This week, we’re dreaming of a Japanese onsen town just north of Kyoto: Kinosaki, Japan.
Ever since I went to Japan in the summer of 2018, part of my heart has remained there. When Japan’s borders reopen, I personally can’t wait to plan another trip. Instead of trekking to Tokyo, though, I’m considering a lesser known city on my next visit. Enter: Kinosaki, Japan, a storybook onsen town where visitors often do their sightseeing while donning traditional yukata.
Nothing used to beat coming home to my hotel room in Tokyo that summer, because it meant I had a luxurious soak ahead of me at the in-house onsen. I’ve struggled to find a similar spa experience in New York ever since. On my future trip to Kinosaki, I’ll challenge myself to go onsen-hopping and get my fill before returning home to a reality where I have to run my own hot baths.
There are seven onsen in Kinosaki. Before you take that first dip, take a scenic stroll (or cable car) up to Onsenji Temple on Mount Daishi and give thanks to the onsen guardian, represented by a statue of a meditating monk. Until modern times, onsen patrons would receive a wooden ladle from the temple, acting as their ticket to the onsen and proof that they thanked the gods for the naturally occurring hot springs. Whether or not you buy into the tradition, the view from Mount Daishi was awarded a Michelin star in their Green Guide to Japan, so it’s definitely worth a trip.
Kono-yu is the oldest hot spring in Kinosaki, so start with a soak there, reported to bless you with luck in love and marriage. Then there’s Ichino-yu (literally, “number one bath”), where you can bathe inside a cave with ambient lighting. Some of the remaining onsen lean towards a retro bathhouse feel, like Jizo-yu, while others are styled for more modern sensibilities, like Satono-yu. If you can’t decide on one, consider taking an “onsen pilgrimage” where you visit all seven. A pass to all seven onsen is usually included for free when you stay at a local ryokan.

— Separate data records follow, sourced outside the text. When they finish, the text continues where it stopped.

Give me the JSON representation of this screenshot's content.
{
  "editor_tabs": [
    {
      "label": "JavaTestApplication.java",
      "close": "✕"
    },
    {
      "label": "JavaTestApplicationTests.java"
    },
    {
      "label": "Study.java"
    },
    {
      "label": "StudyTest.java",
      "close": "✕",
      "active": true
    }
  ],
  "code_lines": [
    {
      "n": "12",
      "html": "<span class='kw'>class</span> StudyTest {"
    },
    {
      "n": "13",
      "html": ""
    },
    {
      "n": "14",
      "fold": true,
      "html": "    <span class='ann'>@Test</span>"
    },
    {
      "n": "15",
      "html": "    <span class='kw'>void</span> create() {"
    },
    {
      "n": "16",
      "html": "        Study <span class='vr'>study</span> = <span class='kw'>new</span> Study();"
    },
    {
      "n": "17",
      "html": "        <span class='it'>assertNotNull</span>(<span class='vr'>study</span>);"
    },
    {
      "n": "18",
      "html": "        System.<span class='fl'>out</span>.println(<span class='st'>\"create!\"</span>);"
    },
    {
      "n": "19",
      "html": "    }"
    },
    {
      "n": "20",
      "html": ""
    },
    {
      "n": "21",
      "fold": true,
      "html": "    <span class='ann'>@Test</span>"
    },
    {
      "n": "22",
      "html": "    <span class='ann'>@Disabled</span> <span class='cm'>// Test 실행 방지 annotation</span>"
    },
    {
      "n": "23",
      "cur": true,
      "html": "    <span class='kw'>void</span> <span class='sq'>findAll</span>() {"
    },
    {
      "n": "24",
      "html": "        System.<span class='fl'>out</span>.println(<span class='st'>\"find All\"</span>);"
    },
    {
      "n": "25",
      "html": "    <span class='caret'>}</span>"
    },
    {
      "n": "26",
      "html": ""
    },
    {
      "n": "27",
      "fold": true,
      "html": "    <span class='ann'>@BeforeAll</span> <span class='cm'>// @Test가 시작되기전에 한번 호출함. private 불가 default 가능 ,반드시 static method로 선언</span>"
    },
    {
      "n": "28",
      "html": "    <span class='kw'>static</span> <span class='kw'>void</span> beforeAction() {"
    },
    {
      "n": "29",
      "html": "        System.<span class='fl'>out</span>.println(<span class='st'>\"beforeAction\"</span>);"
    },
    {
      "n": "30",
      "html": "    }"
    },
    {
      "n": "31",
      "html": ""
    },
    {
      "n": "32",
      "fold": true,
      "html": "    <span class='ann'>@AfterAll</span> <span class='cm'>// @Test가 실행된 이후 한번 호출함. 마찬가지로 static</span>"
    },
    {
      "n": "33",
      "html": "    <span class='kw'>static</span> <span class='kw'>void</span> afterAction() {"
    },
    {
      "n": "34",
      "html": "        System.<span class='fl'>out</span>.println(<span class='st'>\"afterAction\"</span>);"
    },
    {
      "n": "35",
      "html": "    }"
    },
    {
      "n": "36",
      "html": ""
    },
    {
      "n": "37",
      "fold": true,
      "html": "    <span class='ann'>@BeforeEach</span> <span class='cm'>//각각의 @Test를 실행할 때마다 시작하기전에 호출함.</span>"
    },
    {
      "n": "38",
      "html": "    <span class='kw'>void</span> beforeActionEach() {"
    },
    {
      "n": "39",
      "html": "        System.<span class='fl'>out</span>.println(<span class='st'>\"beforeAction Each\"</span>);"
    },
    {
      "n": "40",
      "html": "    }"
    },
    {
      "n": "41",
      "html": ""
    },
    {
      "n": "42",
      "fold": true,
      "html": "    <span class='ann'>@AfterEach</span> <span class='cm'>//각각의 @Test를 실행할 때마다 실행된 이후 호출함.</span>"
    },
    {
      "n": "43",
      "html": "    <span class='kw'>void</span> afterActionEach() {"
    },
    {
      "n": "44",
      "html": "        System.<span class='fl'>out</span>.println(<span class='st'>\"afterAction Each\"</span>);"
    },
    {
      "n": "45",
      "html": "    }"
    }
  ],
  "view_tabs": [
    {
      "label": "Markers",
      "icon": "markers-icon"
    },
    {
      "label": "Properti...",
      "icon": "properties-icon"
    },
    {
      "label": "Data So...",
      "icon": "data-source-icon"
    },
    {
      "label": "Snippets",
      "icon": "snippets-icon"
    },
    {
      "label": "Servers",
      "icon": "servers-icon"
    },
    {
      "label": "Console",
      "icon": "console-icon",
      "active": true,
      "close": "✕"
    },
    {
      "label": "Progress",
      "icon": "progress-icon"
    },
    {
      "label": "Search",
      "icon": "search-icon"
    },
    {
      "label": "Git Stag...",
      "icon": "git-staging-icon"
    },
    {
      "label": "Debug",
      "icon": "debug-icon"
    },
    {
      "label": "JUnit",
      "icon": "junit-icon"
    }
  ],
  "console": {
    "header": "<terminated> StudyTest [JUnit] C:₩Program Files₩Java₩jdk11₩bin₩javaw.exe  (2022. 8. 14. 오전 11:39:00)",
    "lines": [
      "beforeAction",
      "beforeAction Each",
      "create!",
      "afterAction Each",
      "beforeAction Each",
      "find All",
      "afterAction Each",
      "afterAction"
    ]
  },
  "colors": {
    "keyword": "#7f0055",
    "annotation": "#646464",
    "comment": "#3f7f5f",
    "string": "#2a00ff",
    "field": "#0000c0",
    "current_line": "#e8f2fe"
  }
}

The region’s craft speciality is called mugiwara zaiku (“straw craft”), where artisans craft vessels and small items out of colored straw. For the craftier among us, workshops at the Kinosaki Straw Craft Museum have English guides to take you through keychain, vessel, and fan-making out of straw.
Maybe wood crafts are more your speed. For a day trip, visit the nearby Museum for Wood Culture, an architectural marvel in itself that celebrates Japanese wood crafts. Admission is totally free, plus you can attend a wooden toy-making workshop for a small fee.
To Yukata or Not To Yukata?
Yukata rental is super popular in Kinosaki. Immerse yourself in the culture by strolling around town in traditional Japanese dress and geta. If you’re nervous about standing out, don’t be: you’ll probably stick out more in regular street clothes here! Seriously, everyone wears them in Kinosaki, especially en route to the onsen. For those interested, most ryokan will set you up with a yukata, but if yours doesn’t, you can head over to IROHA to rent one.